[Work required] Copy out each line of the data holding "Sign".

[Data supplied]
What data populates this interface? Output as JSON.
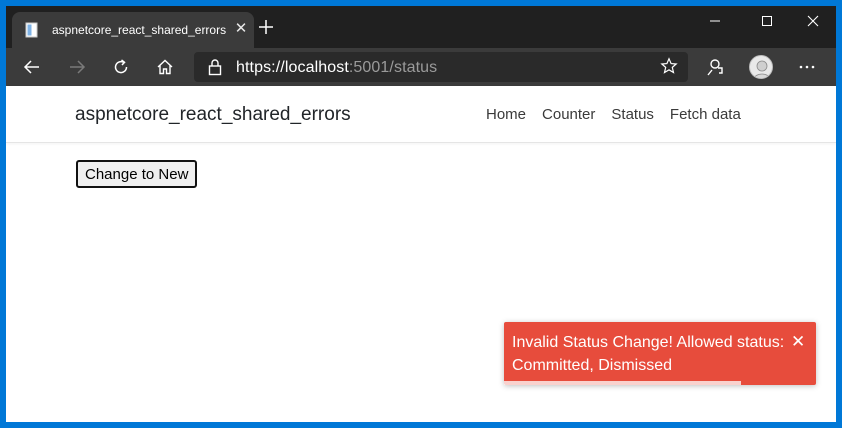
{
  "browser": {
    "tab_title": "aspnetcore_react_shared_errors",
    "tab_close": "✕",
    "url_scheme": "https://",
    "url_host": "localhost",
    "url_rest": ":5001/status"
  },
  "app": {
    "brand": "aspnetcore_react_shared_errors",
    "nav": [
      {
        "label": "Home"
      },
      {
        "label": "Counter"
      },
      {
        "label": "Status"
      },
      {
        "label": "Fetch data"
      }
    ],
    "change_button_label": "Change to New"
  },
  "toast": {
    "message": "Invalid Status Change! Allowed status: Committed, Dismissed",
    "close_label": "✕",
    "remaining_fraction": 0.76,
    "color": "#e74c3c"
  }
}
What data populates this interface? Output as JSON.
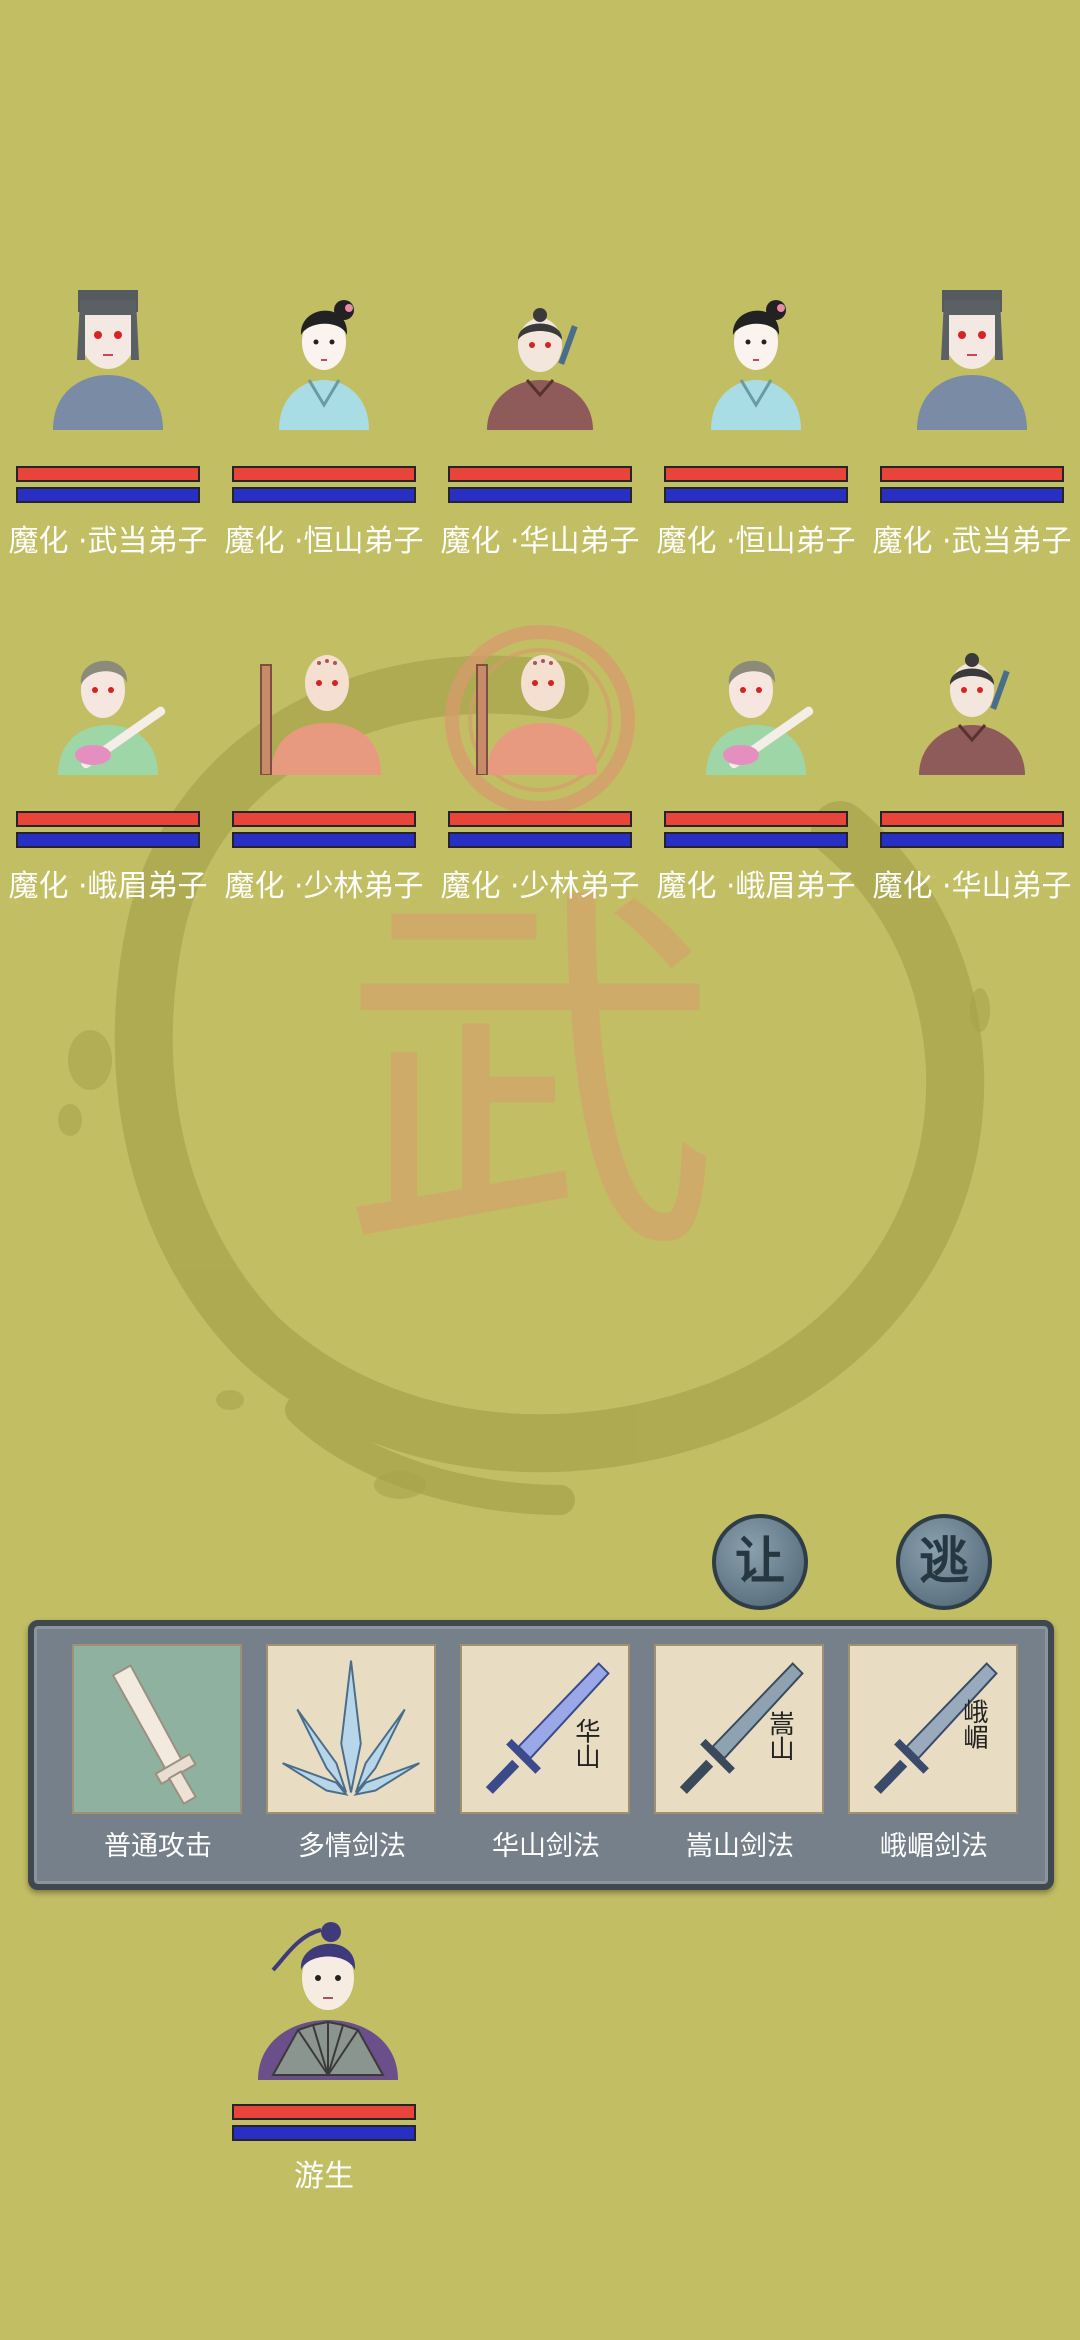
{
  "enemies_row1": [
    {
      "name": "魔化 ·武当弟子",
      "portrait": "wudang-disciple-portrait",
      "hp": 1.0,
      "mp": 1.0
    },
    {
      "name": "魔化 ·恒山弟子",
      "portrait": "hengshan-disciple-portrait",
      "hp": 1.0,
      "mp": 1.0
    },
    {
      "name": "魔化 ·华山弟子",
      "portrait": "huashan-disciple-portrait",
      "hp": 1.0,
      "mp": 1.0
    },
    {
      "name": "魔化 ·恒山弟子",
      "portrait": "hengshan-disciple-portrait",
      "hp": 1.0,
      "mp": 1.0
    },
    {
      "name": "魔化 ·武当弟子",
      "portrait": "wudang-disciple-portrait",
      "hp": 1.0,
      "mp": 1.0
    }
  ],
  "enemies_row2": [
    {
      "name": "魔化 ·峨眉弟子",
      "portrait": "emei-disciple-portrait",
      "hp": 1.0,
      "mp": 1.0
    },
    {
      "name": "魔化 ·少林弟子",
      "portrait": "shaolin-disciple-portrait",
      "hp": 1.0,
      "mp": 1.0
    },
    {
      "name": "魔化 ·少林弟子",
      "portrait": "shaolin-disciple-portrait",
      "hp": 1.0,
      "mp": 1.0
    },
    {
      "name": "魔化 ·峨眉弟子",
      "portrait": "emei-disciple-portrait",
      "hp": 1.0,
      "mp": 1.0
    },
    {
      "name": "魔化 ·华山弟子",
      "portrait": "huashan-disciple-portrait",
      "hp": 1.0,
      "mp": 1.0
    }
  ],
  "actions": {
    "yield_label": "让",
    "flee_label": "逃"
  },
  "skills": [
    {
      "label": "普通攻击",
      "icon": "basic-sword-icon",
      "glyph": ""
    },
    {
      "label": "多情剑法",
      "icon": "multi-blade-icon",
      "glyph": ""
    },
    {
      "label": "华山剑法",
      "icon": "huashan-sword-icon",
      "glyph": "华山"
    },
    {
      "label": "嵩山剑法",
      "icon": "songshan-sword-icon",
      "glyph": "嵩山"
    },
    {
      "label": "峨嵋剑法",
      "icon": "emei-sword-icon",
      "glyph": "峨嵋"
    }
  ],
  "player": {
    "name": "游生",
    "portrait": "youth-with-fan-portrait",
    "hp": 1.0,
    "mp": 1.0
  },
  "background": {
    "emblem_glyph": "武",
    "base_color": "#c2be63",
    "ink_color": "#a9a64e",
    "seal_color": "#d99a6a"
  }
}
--
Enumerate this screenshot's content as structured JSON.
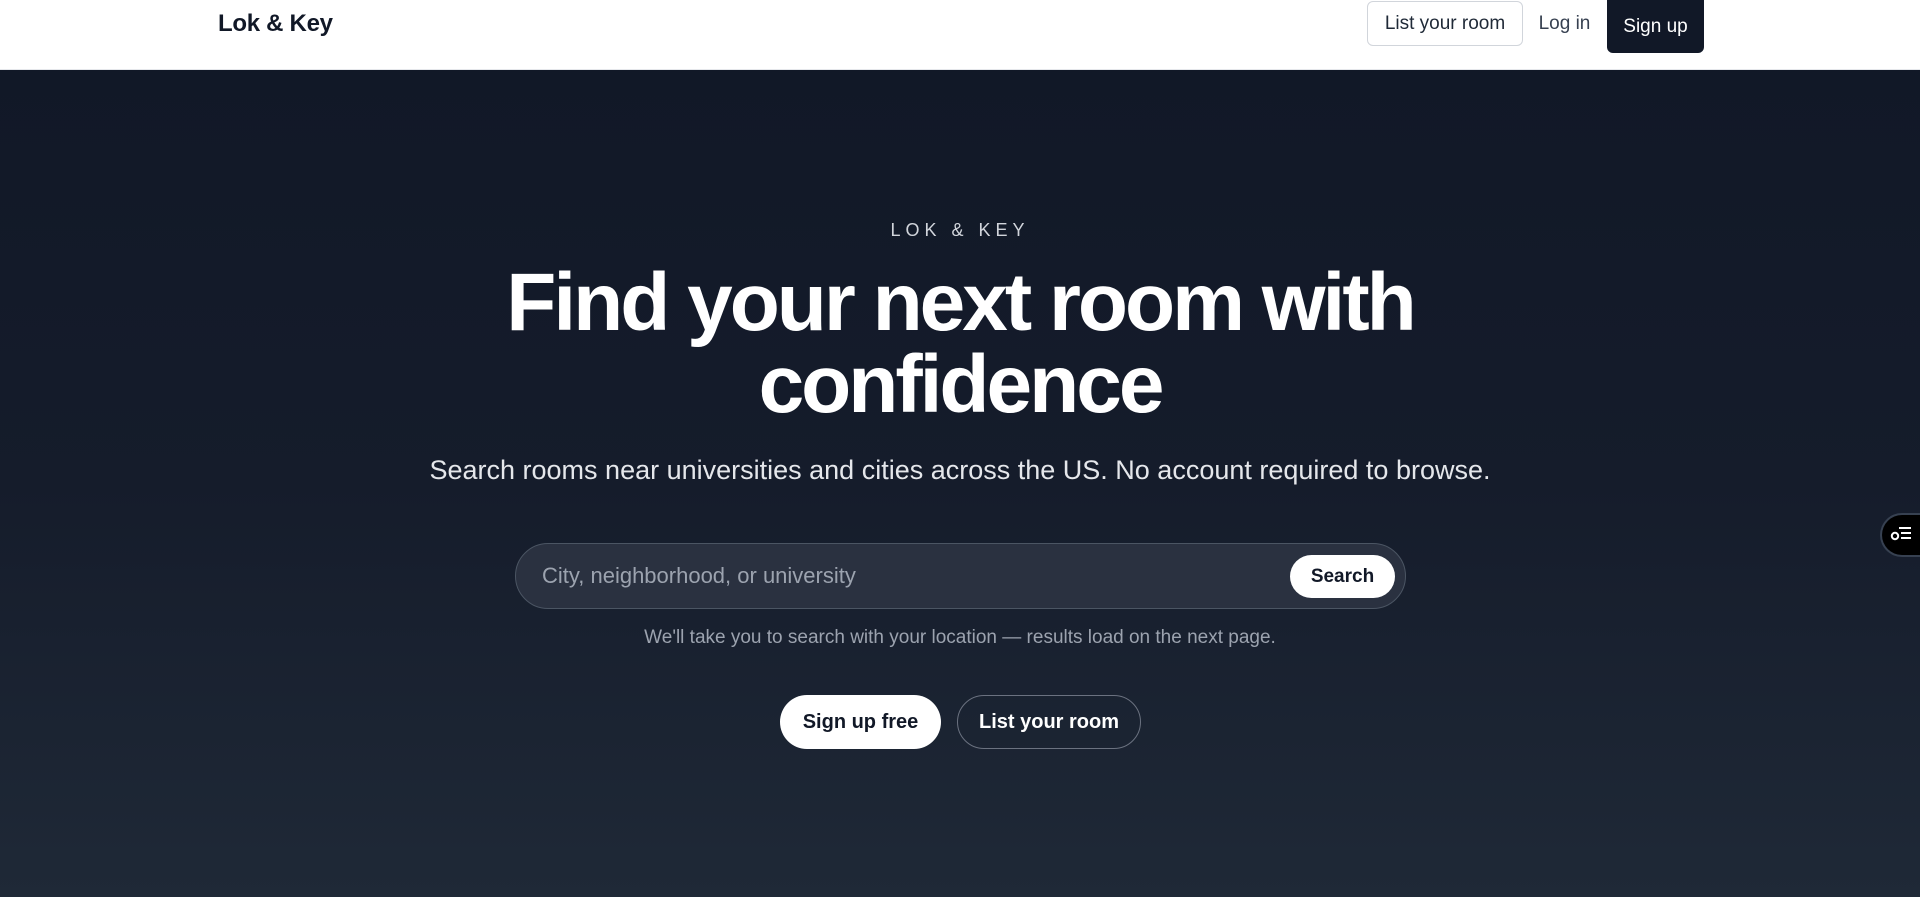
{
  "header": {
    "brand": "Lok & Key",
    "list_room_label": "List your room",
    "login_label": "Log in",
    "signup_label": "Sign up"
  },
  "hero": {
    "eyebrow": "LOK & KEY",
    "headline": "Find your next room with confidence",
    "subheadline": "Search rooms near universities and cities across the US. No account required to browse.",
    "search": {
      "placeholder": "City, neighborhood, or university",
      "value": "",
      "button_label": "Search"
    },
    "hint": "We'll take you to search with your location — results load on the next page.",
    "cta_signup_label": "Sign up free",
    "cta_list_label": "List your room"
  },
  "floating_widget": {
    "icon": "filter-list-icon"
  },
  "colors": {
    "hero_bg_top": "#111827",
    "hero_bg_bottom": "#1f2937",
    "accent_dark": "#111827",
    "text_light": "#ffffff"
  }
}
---
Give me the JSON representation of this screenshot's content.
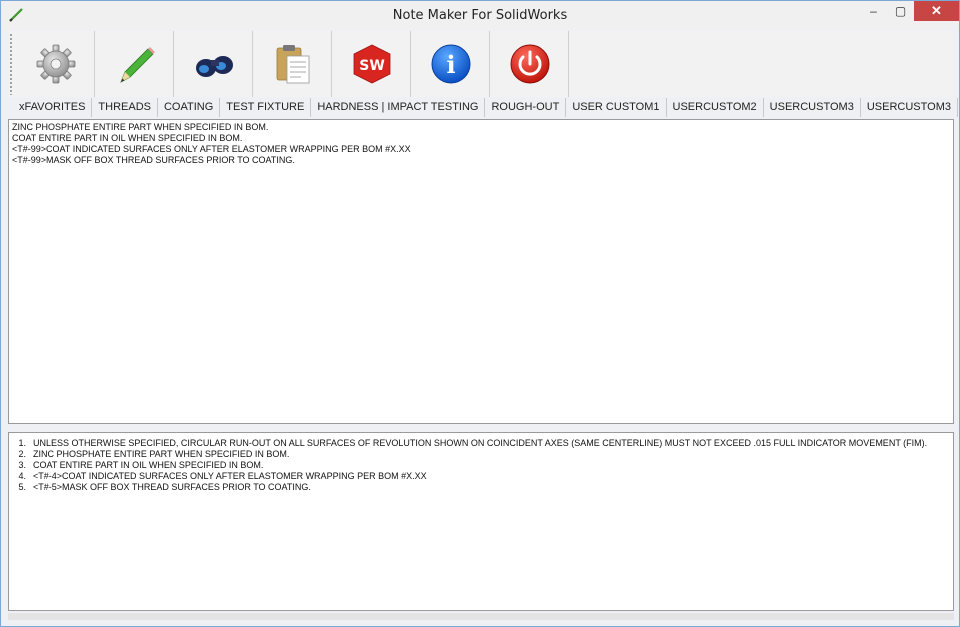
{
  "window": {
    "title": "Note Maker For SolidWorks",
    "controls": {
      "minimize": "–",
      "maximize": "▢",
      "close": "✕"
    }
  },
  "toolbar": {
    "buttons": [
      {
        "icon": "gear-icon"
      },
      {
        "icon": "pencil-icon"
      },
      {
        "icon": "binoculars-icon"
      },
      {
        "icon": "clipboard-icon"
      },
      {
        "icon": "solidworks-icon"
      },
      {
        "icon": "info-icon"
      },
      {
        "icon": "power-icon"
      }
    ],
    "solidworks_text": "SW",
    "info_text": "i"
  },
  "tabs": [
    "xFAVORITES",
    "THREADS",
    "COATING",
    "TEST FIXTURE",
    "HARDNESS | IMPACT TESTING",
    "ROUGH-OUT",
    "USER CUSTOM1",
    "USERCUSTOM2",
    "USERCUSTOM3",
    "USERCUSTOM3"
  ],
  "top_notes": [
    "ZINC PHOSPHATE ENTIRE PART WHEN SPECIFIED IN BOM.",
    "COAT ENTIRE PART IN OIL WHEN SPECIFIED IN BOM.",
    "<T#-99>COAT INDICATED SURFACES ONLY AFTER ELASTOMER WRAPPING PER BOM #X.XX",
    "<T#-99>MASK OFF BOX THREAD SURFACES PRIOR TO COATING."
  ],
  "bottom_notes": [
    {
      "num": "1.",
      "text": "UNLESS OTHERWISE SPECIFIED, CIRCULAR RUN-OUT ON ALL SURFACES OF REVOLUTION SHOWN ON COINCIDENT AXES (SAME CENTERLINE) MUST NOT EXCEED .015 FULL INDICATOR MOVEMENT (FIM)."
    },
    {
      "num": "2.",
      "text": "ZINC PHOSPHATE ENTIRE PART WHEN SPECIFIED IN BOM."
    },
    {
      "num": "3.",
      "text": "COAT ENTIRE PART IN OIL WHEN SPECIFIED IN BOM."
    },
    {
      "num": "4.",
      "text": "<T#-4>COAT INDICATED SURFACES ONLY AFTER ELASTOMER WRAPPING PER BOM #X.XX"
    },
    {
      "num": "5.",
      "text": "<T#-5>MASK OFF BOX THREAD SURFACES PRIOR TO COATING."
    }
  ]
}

[The answer]
    "signup_label": "Sign up"
    "cta_signup_label": "Sign up free",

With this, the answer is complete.